Kids Whose Parents Read to Them Hear Up to 1.4 Million More Words /

Parents who take time to read aloud to their children are doing them a huge favor. Not only is it a memorable bonding activity, but it’s also a way to jump-start a child’s education and put them on the fast track to literacy. Many parents and caretakers know this intuitively, but a new study published in the Journal of Developmental and Behavioral Pediatrics reveals just how instrumental those bedtime stories really are.

According to Jessica Logan, the study’s lead author, kids who are read one short book per day enter kindergarten hearing 290,000 more words than kids whose parents didn’t read to them. If you increase the number of books to five per day, that vocabulary disparity swells to 1.4 million words.

Logan calls it the “million word gap,” and she believes it could help explain why vocabulary and reading ability vary so greatly from one 5-year-old to the next. "The word gap of more than 1 million words between children raised in a literacy-rich environment and those who were never read to is striking," Logan said in a statement from The Ohio State University, where she is an assistant professor of educational studies. "Kids who hear more vocabulary words are going to be better prepared to see those words in print when they enter school. They are likely to pick up reading skills more quickly and easily."

For this study, Logan and her colleagues randomly selected 60 titles from a larger list of popular children’s books. They counted the words in each book and discovered that the average board book (aimed at infants) contains 140 words and the average picture book (aimed at toddlers and older kids) contains 228 words. Using this data, and assuming that board books are traded in for picture books after a child's third birthday, they were able to calculate the average number of words kids hear from books by the time they turn 5.

Logan said her latest research was inspired by an earlier study she conducted, which found that 25 percent of children are never read to, while another 25 percent only hear stories about once or twice per week. Children’s books in particular are a great method of teaching vocabulary, researchers found, because they introduce words that are unlikely to come up in everyday conversation.
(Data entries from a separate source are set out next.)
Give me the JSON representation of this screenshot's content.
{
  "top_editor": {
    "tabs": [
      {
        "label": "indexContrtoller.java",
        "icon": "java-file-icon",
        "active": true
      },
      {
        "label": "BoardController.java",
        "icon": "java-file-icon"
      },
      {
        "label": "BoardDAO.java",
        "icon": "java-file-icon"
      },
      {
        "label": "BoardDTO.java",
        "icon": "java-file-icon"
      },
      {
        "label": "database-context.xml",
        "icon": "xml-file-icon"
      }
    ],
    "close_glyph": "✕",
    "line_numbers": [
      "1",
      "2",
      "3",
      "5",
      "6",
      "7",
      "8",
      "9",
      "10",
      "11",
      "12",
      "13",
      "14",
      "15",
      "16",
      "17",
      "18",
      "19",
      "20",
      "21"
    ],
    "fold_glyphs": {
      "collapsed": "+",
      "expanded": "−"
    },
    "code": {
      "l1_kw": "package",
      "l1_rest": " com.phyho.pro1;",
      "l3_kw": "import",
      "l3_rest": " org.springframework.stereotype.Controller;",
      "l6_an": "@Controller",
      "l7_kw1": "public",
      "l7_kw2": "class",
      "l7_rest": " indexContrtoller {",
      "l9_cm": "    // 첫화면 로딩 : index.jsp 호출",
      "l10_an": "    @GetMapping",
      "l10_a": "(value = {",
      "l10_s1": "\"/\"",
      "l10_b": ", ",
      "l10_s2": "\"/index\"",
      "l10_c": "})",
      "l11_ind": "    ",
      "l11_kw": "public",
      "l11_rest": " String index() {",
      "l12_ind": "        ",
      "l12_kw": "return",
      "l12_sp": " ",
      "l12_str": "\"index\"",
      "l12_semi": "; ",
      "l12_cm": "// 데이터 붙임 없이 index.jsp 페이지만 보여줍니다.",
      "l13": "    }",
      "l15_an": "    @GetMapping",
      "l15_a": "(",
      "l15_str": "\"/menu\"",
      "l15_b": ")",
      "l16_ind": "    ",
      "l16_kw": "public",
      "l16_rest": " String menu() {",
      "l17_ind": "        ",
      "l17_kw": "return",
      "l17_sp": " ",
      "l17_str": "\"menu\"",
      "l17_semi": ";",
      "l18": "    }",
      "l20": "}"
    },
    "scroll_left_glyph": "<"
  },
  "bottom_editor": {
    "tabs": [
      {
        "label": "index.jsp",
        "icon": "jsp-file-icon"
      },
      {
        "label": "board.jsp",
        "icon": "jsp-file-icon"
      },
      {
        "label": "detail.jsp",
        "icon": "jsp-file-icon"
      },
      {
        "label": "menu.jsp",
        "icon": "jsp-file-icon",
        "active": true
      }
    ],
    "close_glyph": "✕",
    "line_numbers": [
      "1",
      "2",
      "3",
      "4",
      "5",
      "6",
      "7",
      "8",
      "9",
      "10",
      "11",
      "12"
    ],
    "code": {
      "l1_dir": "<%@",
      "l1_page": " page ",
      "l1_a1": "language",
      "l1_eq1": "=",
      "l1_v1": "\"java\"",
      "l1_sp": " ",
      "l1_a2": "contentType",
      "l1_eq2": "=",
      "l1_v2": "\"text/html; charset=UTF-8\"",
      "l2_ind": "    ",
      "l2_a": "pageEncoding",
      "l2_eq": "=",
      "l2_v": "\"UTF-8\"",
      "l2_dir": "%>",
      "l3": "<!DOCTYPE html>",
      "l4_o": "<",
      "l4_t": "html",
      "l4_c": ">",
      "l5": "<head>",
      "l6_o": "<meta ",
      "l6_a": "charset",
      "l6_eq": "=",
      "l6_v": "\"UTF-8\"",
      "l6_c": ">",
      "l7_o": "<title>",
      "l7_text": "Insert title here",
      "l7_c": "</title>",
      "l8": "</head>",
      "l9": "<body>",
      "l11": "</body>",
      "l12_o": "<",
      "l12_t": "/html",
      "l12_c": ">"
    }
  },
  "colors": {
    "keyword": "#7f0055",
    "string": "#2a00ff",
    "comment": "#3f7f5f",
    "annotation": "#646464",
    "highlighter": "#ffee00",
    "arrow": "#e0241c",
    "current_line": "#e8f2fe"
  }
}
This is the latest study to confirm the benefits of reading—not to mention the benefits of forming healthy reading habits at an early age. A study from last year revealed that people who grow up in homes full of books (especially 80-plus books) tend to have higher reading comprehension rates and better mathematical and digital communication skills.